An editorial in the Review and Outlook section of the July 21st Wall Street Journal included these paragraphs:
The much harder question is how a free society protects itself from a twisted mind. Families, educators and medical professionals need to be aware of the behavior that might signal psychotic breaks of the kind that tormented Loughner. In the case of Breivik, simple evil seems to suffice as an explanation. (See Sohrab Ahmari’s account of his trial nearby.)
A civilized modern society is paradoxically more vulnerable to an act of individual malevolence than it is to a terror plot that at least its law enforcers are watching for. There may be no real defense against the Loughners and Holmeses save for the guardrails of watchful friends, family and community. And society’s determination through its justice system to suitably punish the killers.
I can agree with the question, just not the answer given.
Laws only mean something to people who are not going to commit crimes in the first place. Once a person decides to kill another, there is no law that is going to deter them from committing the act. They are not concerned with what is going to happen to them at all. The premeditated decision to kill is a decision that takes all other reason out of play and puts sanity on the sideline.
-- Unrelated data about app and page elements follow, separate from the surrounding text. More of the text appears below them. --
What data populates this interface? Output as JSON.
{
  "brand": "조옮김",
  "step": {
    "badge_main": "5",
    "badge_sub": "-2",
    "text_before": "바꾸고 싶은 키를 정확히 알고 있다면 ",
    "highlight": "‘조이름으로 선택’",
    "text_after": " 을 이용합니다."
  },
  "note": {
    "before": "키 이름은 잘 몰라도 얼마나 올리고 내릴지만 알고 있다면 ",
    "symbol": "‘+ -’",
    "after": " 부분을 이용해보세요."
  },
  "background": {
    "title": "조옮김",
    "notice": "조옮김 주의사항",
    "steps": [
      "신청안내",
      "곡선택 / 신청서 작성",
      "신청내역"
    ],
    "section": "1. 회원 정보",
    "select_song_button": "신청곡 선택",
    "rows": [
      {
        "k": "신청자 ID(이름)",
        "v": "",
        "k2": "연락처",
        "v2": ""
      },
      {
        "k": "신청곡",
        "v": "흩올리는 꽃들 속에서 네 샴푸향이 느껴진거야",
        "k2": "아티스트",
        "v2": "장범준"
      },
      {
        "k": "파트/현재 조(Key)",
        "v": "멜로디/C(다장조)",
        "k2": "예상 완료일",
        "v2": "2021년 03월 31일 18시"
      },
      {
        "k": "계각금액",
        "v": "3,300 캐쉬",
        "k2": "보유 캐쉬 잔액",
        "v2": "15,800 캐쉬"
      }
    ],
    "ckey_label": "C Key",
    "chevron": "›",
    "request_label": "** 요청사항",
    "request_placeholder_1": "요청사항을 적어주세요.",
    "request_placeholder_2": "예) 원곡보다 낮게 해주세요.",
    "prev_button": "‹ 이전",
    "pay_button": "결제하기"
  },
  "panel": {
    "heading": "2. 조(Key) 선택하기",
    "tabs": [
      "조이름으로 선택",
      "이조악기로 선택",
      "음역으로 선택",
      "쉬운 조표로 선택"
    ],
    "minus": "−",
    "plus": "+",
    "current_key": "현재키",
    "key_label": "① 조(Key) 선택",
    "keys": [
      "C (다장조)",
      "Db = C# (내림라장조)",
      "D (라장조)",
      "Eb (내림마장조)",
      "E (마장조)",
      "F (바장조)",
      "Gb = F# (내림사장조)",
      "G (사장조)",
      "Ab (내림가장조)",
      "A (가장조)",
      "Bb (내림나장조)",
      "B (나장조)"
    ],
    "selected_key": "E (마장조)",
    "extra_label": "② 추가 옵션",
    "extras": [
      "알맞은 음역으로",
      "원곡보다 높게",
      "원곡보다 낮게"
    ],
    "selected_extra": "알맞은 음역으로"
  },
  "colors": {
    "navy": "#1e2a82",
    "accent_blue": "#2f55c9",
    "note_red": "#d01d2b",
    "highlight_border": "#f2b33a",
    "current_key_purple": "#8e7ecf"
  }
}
A lone killer has little fear of being stopped by law enforcement. They can no more be stopped than I could have been walking to dinner tonight because until they kill, they were indistinguishable from me as I walked down Princes Street to the Balmoral Hotel tonight. Free societies do not consider a person guilty until proven innocent, the opposite applies. Until that line is crossed, they are no different than any other citizen.
As the quote above illustrates, laws and law enforcement in these situations are mostly a retroactive feature of an open society. Punishment comes after the crime, not before…and our society has gone to maddening lengths to expand the rights of the mentally ill, the fanatical zealots and social misfits – because they have rights, too. We are shamed if we deign to cast a light on anti-social behavior, even if there is a history for fear of being called a bigot or worse. Such was the case with the Fort Hood shootings – Nidal Hasan exhibited behaviors that indicated that there could be an issue but political correctness prevented appropriate actions from being taken. Neither the military nor the FBI heeded any of the warnings.
Recognizing mental instability is worthless if we are unwilling to do anything about it. We have become a country more willing to protect the criminal than the victim. There is a case in Kentucky of a 17 year-old girl who was a victim of a sexual assault and is facing jail time for tweeting the names of her two attackers after they got a sweetheart plea deal.
I get it, I really do – in spite of my post yesterday about needing more people packing heat, I do understand the fear that every disagreement could wind up like a reunion of the Earps and Doc Holliday and the Clanton and McLaury brothers at the OK Corral…but what do we do in a society where we are prevented from something as simple as tweeting the names of convicted criminals. What do we do when we cannot rely on law enforcement to be everywhere at once? What do we do when a government seeks to deny us the most basic human right, that being to be safe in our person and to take whatever actions necessary to preserve that safety?
Reasonable people can disagree but for me, I do not wish to give up the right to protect myself and my family to a government that cannot be expected to protect me. This is not a shot at our law enforcement people at all, it is just a statistical impossibility to think that the police, the FBI or any number of agencies can stop one lone murderer out of 315 million people in a country of 3.8 million square miles, especially one like James Holmes, an apparent psychopath with no prior history of violence.
But a person with a gun and a full mag might well have stopped or significantly reduced the body count.
Why is it that we will go to the ends of the earth and spend decades in legal appeals for convicted murders on death row, even to the point of voiding death sentences – but we will not allow for the possibility that carrying a weapon can save an innocent life? Would not the prevention of the loss of one innocent life in that theater in Colorado been worth as much?
Rational and civil men in a rational and civil society can disagree without resorting to violence. If they can do so without a sidearm, the possibility that they can do it with one is just as great. There is no reason that carrying a gun could not become as ubiquitous as carrying a cellphone or a pocket knife. Societies are not un-evolved because they seek to prevent violence through such means, they are unenlightened if they don’t.
The lessons of the Aurora Theater 9 shootings, Virginia Tech, Fort Hood and Tucson indicate that there are not always rational civil men about. Personally, were I in Theater 9, I believe that a strongly worded law would somehow be less comforting than my 9mm Baretta PX4 at my side.